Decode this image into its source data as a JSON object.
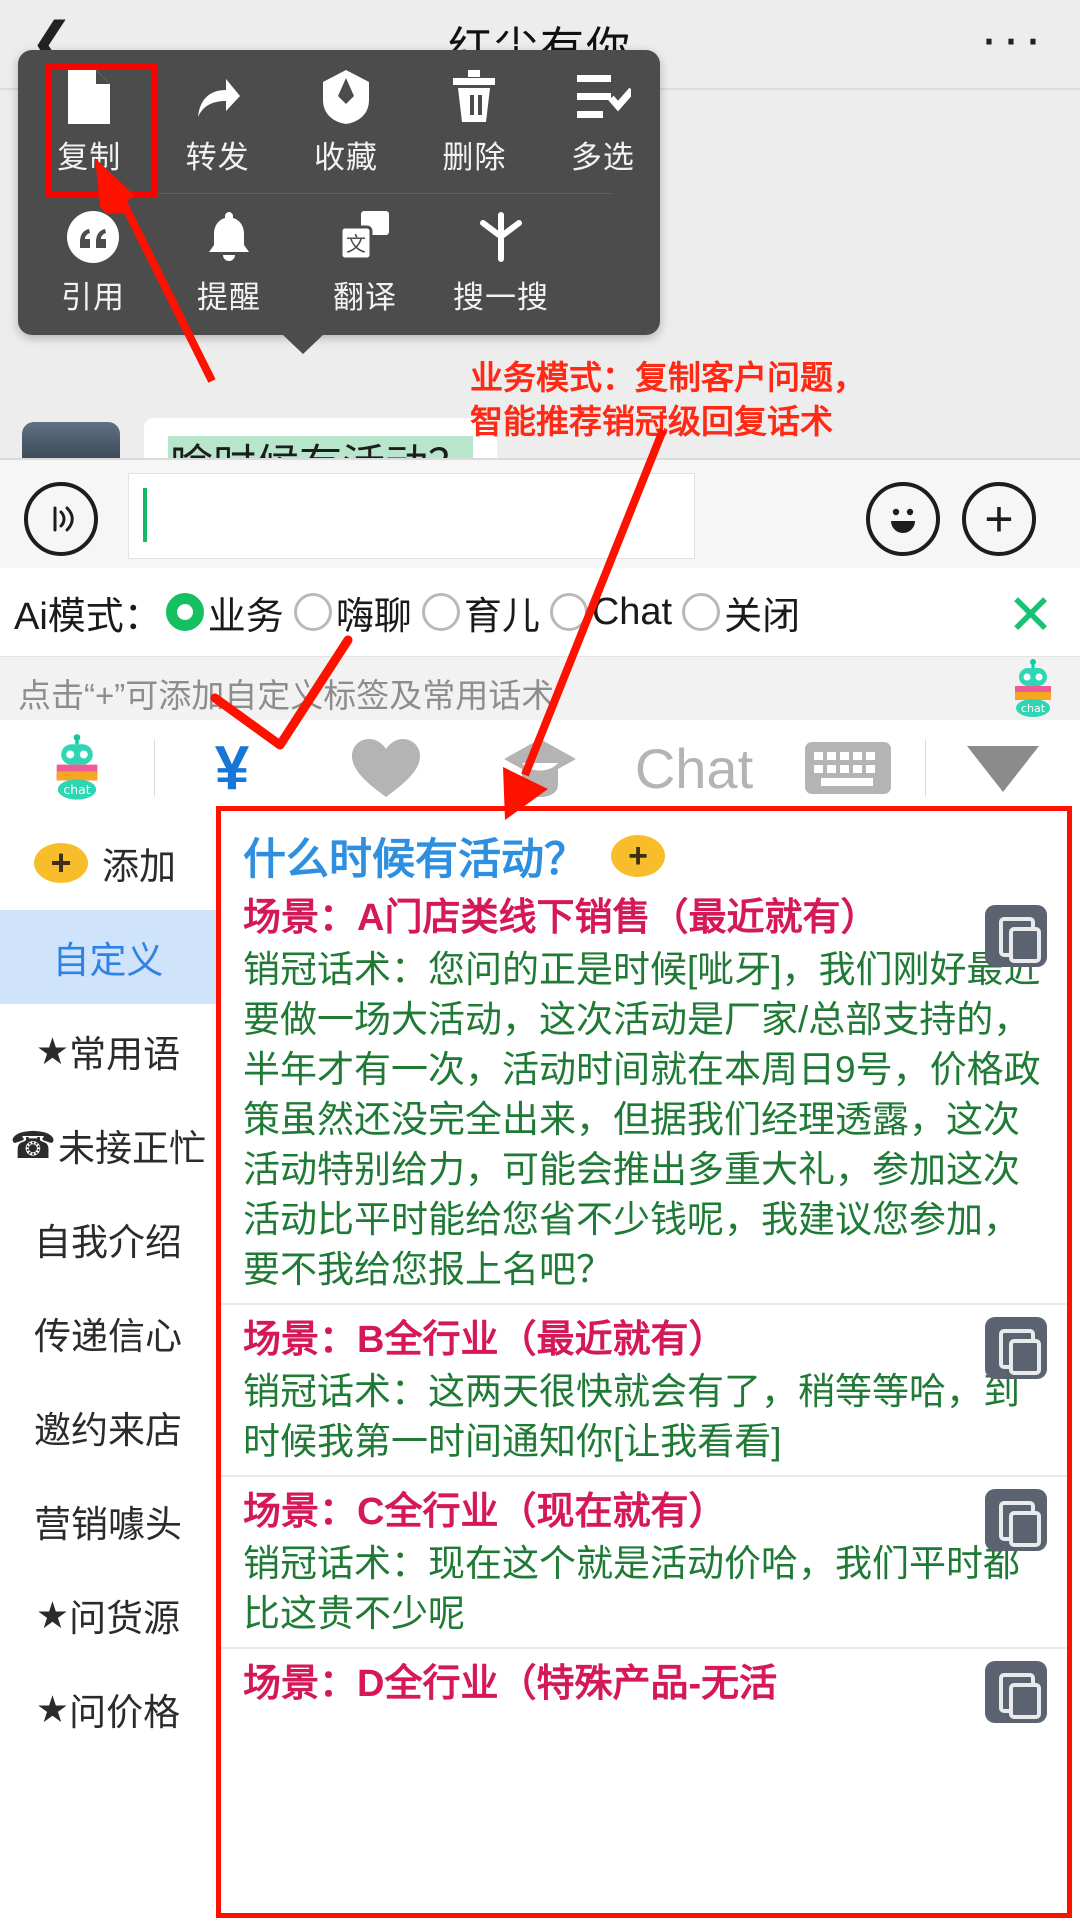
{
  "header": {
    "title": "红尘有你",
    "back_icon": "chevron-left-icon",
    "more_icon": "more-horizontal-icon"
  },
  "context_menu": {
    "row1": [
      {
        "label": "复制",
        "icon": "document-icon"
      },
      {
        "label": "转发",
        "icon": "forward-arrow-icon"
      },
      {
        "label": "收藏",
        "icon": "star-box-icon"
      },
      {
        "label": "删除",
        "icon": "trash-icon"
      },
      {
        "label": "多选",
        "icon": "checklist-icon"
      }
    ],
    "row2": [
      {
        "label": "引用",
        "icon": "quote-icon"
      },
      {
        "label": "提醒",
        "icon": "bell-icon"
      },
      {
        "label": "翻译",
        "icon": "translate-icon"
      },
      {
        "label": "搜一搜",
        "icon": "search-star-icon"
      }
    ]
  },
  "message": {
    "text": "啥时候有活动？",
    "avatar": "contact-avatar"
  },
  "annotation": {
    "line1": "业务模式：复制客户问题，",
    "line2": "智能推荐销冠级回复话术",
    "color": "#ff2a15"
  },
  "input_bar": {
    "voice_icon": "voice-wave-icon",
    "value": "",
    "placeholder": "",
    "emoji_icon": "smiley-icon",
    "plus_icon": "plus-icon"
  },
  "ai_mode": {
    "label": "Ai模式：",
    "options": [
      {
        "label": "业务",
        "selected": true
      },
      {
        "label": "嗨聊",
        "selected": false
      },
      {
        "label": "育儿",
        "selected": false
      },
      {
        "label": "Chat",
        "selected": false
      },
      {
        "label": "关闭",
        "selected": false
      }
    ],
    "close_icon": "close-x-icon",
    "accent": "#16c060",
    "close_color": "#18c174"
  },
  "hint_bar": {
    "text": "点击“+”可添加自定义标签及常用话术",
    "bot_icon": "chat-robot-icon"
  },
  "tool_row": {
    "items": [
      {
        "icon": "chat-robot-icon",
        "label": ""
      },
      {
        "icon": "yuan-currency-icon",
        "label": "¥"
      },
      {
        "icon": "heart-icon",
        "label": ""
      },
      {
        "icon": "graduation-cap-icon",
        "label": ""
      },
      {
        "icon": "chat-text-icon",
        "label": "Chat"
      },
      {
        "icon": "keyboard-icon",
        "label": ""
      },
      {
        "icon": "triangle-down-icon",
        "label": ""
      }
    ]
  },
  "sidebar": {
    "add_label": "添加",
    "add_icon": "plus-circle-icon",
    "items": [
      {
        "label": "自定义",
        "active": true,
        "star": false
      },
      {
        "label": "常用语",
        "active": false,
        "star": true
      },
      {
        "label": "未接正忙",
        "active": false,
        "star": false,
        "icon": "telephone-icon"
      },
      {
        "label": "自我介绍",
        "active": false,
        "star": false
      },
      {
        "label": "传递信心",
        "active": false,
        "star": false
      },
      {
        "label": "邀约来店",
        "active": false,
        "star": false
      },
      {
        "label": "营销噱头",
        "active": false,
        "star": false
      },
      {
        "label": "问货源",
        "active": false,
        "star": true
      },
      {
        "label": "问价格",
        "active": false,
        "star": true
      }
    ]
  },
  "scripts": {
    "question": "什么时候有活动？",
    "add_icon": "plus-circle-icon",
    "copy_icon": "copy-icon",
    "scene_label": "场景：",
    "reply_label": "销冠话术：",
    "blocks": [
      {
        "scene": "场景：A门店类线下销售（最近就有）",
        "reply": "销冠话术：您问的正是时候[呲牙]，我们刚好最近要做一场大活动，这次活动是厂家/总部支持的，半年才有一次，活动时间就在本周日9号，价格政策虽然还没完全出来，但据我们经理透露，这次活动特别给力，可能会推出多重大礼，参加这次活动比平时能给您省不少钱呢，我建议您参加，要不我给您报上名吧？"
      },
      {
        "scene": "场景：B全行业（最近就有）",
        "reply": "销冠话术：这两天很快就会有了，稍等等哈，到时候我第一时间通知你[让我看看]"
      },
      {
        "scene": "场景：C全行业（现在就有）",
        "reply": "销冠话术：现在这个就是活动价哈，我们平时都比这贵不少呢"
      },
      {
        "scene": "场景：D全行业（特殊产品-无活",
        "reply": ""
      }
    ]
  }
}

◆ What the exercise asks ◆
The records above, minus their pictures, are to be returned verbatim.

◆ Written solution ◆
Decode this image into its source data as a JSON object.
{
  "header": {
    "title": "红尘有你",
    "back_icon": "chevron-left-icon",
    "more_icon": "more-horizontal-icon"
  },
  "context_menu": {
    "row1": [
      {
        "label": "复制",
        "icon": "document-icon"
      },
      {
        "label": "转发",
        "icon": "forward-arrow-icon"
      },
      {
        "label": "收藏",
        "icon": "star-box-icon"
      },
      {
        "label": "删除",
        "icon": "trash-icon"
      },
      {
        "label": "多选",
        "icon": "checklist-icon"
      }
    ],
    "row2": [
      {
        "label": "引用",
        "icon": "quote-icon"
      },
      {
        "label": "提醒",
        "icon": "bell-icon"
      },
      {
        "label": "翻译",
        "icon": "translate-icon"
      },
      {
        "label": "搜一搜",
        "icon": "search-star-icon"
      }
    ]
  },
  "message": {
    "text": "啥时候有活动？",
    "avatar": "contact-avatar"
  },
  "annotation": {
    "line1": "业务模式：复制客户问题，",
    "line2": "智能推荐销冠级回复话术",
    "color": "#ff2a15"
  },
  "input_bar": {
    "voice_icon": "voice-wave-icon",
    "value": "",
    "placeholder": "",
    "emoji_icon": "smiley-icon",
    "plus_icon": "plus-icon"
  },
  "ai_mode": {
    "label": "Ai模式：",
    "options": [
      {
        "label": "业务",
        "selected": true
      },
      {
        "label": "嗨聊",
        "selected": false
      },
      {
        "label": "育儿",
        "selected": false
      },
      {
        "label": "Chat",
        "selected": false
      },
      {
        "label": "关闭",
        "selected": false
      }
    ],
    "close_icon": "close-x-icon",
    "accent": "#16c060",
    "close_color": "#18c174"
  },
  "hint_bar": {
    "text": "点击“+”可添加自定义标签及常用话术",
    "bot_icon": "chat-robot-icon"
  },
  "tool_row": {
    "items": [
      {
        "icon": "chat-robot-icon",
        "label": ""
      },
      {
        "icon": "yuan-currency-icon",
        "label": "¥"
      },
      {
        "icon": "heart-icon",
        "label": ""
      },
      {
        "icon": "graduation-cap-icon",
        "label": ""
      },
      {
        "icon": "chat-text-icon",
        "label": "Chat"
      },
      {
        "icon": "keyboard-icon",
        "label": ""
      },
      {
        "icon": "triangle-down-icon",
        "label": ""
      }
    ]
  },
  "sidebar": {
    "add_label": "添加",
    "add_icon": "plus-circle-icon",
    "items": [
      {
        "label": "自定义",
        "active": true,
        "star": false
      },
      {
        "label": "常用语",
        "active": false,
        "star": true
      },
      {
        "label": "未接正忙",
        "active": false,
        "star": false,
        "icon": "telephone-icon"
      },
      {
        "label": "自我介绍",
        "active": false,
        "star": false
      },
      {
        "label": "传递信心",
        "active": false,
        "star": false
      },
      {
        "label": "邀约来店",
        "active": false,
        "star": false
      },
      {
        "label": "营销噱头",
        "active": false,
        "star": false
      },
      {
        "label": "问货源",
        "active": false,
        "star": true
      },
      {
        "label": "问价格",
        "active": false,
        "star": true
      }
    ]
  },
  "scripts": {
    "question": "什么时候有活动？",
    "add_icon": "plus-circle-icon",
    "copy_icon": "copy-icon",
    "scene_label": "场景：",
    "reply_label": "销冠话术：",
    "blocks": [
      {
        "scene": "场景：A门店类线下销售（最近就有）",
        "reply": "销冠话术：您问的正是时候[呲牙]，我们刚好最近要做一场大活动，这次活动是厂家/总部支持的，半年才有一次，活动时间就在本周日9号，价格政策虽然还没完全出来，但据我们经理透露，这次活动特别给力，可能会推出多重大礼，参加这次活动比平时能给您省不少钱呢，我建议您参加，要不我给您报上名吧？"
      },
      {
        "scene": "场景：B全行业（最近就有）",
        "reply": "销冠话术：这两天很快就会有了，稍等等哈，到时候我第一时间通知你[让我看看]"
      },
      {
        "scene": "场景：C全行业（现在就有）",
        "reply": "销冠话术：现在这个就是活动价哈，我们平时都比这贵不少呢"
      },
      {
        "scene": "场景：D全行业（特殊产品-无活",
        "reply": ""
      }
    ]
  }
}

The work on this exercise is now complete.